Text of Felicity’s speech:
“I love my job, I love reading and there are very few genres that I don’t read. On my own shelves you will find Margaret Atwood, Jilly Cooper, Jennifer Egan, Dick Francis, Susie Steiner, Hillary Mantel, Kate Atkinson and JK Rowling and many many more, you may or may not have heard of, all rubbing up against each other. Much thumbed, much loved, old friends.
Each author is brilliant in their own distinct way, each has a mastery of the English language that they spin to the beat of their own internal drum. They are individual and you don’t gain much by setting Cooper against Atwood or Francis against Atkinson. And so I confess judging a novel contest is something that can feel odd. To deem one book better than another, let alone the best of a group of five.
So what I want to underline is how phenomenal it is to have made it onto the longlist and shortlist of authors. In doing so you have run the gauntlet of the Bath Novel Award’s unseen army of readers and found favour with the majority if not all of them. What an incredible achievement.
But I’m here for a reason, barring the company. And in choosing a winner I returned to those aforementioned writers and thought not about what makes them different but what is universal amongst them. Each is a master storyteller. Each has proven that a great character can be a friend for life. Indeed our winner has created a main character who embodies hope, who strives and from a position at the bottom of a societal hierarchy has observed enough to make her wise beyond her years. She is captivating.
This is a book that looks at women’s roles, not from a soap box, but from the ground beside them. It is poignant but never saccharine, it is painful but never exploits that pain. It is beautiful because it is ultimately a song of kindnesses. The winning book is a book of many voices, heard and unheard.
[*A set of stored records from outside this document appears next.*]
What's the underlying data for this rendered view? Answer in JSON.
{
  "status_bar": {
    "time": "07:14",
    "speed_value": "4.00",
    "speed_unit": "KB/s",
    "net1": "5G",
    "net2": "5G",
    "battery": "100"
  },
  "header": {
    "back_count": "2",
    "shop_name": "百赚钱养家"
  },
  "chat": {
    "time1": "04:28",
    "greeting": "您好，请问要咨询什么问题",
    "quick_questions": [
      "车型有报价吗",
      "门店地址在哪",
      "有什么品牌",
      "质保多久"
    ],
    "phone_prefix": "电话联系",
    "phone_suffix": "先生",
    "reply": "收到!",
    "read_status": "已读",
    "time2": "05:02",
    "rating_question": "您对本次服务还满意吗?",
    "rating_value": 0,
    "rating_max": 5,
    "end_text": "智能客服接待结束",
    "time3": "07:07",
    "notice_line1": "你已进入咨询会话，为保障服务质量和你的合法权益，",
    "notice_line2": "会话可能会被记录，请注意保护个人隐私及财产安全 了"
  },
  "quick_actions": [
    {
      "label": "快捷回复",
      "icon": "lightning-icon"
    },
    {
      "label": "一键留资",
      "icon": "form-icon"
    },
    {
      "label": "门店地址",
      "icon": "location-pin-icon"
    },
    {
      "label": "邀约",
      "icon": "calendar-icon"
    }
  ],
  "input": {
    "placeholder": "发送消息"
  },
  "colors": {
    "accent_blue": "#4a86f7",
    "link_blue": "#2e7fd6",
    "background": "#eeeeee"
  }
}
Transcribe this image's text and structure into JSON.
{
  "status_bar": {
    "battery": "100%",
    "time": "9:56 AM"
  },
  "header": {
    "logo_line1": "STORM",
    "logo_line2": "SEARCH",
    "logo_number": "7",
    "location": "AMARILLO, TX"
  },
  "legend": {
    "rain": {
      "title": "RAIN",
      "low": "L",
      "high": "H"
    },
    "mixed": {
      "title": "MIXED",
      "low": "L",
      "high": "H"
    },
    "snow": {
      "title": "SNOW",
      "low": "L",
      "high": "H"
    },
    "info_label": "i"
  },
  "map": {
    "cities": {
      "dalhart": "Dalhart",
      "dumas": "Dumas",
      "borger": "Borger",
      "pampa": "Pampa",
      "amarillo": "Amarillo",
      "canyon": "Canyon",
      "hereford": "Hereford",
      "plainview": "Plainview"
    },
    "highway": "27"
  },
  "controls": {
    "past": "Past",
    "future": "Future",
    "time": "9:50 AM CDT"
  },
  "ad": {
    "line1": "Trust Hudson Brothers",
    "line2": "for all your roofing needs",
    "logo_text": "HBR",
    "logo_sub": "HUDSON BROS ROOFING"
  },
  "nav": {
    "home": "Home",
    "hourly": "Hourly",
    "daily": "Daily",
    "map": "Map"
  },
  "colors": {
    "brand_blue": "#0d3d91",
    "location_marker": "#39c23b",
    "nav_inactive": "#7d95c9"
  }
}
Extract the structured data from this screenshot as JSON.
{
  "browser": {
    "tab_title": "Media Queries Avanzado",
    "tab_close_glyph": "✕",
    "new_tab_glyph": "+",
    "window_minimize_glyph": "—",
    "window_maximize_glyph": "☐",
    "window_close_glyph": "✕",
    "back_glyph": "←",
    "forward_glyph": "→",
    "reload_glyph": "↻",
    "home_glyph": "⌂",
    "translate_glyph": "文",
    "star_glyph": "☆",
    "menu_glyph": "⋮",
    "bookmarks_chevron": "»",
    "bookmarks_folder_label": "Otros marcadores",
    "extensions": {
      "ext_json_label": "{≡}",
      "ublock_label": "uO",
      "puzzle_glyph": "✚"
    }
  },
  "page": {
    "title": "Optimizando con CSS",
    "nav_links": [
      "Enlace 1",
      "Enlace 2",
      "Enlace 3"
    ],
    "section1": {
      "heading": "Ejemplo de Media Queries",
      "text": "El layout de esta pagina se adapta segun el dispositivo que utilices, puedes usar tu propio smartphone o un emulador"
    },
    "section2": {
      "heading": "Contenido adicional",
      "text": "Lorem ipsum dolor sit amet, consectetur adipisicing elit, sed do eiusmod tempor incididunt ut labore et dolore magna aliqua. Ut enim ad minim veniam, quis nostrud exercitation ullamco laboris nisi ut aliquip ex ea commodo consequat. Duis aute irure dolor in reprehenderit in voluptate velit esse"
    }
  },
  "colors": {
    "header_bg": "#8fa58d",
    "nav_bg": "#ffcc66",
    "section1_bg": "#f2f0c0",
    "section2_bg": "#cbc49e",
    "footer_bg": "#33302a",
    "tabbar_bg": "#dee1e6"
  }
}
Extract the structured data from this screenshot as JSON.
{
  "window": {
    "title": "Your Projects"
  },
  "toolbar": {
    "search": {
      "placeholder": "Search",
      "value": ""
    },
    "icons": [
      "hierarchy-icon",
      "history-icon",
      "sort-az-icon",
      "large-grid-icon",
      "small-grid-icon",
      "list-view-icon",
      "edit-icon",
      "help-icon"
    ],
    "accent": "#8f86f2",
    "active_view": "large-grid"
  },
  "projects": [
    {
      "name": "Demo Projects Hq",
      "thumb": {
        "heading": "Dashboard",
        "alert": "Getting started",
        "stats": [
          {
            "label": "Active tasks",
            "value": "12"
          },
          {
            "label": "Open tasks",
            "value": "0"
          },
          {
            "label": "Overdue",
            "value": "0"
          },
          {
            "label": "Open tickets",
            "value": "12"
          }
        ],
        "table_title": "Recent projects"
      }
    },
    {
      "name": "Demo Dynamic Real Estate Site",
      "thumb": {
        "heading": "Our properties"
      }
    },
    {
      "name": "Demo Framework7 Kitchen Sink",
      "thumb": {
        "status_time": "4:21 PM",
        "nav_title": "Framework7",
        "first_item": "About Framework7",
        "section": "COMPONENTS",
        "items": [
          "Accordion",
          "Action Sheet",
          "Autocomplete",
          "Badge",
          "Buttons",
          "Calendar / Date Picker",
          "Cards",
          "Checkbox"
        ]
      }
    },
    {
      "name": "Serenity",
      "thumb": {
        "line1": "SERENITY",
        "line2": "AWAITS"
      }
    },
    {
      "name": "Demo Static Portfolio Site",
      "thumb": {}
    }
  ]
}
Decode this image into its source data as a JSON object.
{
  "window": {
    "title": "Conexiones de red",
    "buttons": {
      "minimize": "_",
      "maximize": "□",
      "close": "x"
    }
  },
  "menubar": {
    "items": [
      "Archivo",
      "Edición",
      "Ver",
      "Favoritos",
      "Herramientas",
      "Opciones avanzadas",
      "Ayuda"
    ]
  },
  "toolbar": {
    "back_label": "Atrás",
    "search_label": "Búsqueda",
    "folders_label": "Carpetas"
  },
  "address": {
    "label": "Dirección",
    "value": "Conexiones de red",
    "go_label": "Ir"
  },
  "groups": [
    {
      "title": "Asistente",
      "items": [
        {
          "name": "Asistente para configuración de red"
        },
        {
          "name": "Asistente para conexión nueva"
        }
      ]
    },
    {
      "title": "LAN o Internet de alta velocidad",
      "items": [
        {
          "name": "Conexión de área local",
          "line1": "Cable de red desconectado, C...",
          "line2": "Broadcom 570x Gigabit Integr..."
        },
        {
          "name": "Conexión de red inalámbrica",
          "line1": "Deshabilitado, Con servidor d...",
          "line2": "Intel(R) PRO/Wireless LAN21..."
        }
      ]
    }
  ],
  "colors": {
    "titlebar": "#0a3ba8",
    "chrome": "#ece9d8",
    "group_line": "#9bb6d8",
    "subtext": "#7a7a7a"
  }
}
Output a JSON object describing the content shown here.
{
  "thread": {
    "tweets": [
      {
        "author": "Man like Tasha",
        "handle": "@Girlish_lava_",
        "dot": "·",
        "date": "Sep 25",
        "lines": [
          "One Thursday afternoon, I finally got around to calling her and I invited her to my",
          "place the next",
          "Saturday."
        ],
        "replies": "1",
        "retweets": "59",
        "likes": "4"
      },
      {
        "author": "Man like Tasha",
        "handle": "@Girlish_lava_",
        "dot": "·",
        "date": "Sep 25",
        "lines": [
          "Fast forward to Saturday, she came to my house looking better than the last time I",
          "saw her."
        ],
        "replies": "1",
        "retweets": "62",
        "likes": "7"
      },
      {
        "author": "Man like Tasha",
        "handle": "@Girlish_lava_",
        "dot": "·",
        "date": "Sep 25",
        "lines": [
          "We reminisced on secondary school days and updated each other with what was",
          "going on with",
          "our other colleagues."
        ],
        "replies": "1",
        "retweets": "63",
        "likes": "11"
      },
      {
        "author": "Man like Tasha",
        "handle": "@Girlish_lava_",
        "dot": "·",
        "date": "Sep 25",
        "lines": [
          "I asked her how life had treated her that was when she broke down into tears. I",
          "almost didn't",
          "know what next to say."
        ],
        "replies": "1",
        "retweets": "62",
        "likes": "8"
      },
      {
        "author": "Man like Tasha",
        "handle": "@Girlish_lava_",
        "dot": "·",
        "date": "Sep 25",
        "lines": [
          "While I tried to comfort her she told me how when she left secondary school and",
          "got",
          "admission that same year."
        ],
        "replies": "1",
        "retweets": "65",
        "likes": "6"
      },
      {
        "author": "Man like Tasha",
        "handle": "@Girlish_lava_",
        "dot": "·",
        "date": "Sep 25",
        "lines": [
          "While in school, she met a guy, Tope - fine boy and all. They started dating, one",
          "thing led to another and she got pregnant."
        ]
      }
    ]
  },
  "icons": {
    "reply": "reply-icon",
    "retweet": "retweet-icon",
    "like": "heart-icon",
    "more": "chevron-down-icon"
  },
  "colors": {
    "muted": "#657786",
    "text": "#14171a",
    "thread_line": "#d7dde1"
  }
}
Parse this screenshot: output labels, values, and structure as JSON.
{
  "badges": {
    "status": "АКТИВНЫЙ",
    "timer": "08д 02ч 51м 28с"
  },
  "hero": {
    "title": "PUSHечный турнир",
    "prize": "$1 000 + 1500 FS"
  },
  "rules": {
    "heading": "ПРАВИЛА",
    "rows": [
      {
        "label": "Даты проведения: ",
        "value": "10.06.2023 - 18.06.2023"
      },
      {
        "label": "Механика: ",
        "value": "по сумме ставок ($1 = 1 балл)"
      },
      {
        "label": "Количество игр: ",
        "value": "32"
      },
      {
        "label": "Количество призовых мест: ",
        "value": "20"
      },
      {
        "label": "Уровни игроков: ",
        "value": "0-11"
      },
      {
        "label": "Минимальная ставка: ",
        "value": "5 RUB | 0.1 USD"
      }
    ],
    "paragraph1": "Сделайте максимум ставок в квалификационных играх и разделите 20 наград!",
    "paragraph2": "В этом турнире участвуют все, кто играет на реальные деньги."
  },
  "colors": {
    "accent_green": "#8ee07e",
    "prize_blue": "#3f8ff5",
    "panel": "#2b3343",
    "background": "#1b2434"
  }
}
But ultimately it is about one girl and her ambition to find and own her voice, I am therefore delighted to announce that the winner of the Bath Novel Award 2018 is THE GIRL WITH THE LOUDING VOICE by Abi Darè.